The energy industry draws the opposite conclusion. “After five years of study, EPA found nothing to substantiate the claim that fracking causes widespread water contamination,” says Steve Everley of North Texans for Natural Gas. “With the release of this report, we can finally put to rest the idea that fracking poses a serious risk to groundwater.”
Nevertheless, some environmentalists, including many who will never be satisfied until all the wells are spiked, doubt the industry’s ability to frack without systemic damage to water quality, and some of them even charge the agency with planting an anti-fracking landmine in the public discourse before handing over the EPA to the fossil fuel-friendly Donald Trump. “It is beyond absurd for the administration to reverse course on its way out the door,” says a spokesman for the American Petroleum Institute.

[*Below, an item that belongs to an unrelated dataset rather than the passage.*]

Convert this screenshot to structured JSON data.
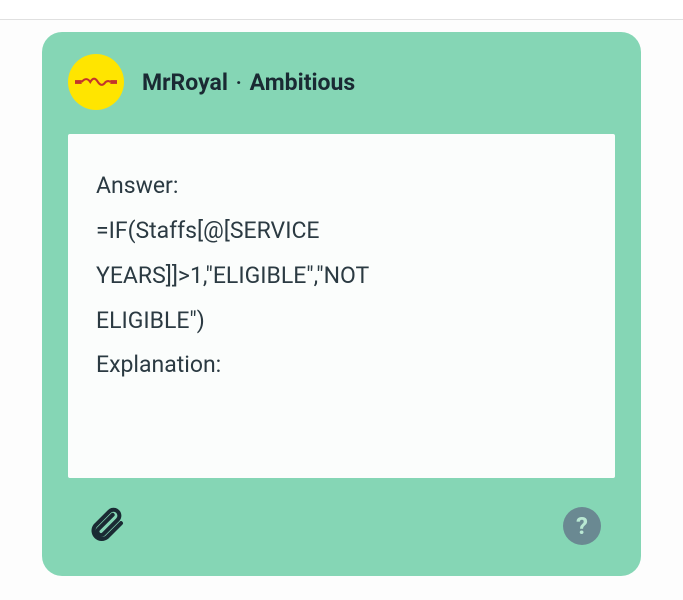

There’s no debate that fracking has been the boon to the U.S. economy. More than a million wells have been drilled since the 1940s into shale formations scattered over the Northeast, the Great Plains and Texas, 250,000 alone since 2000, vaulting the United States to first place in world energy production. A paper published this month by the National Bureau of Economic Research concluded that fracking has added $3.5 trillion in value to U.S. stock markets since 2012.
Every family has a right to drinking water uncontaminated from the effects of industry. They also have the right to share in the nation’s abundant energy resources. It will fall to Donald Trump to decide how to balance those interests in a way that America’s glass will be half-full, or better yet, overflowing.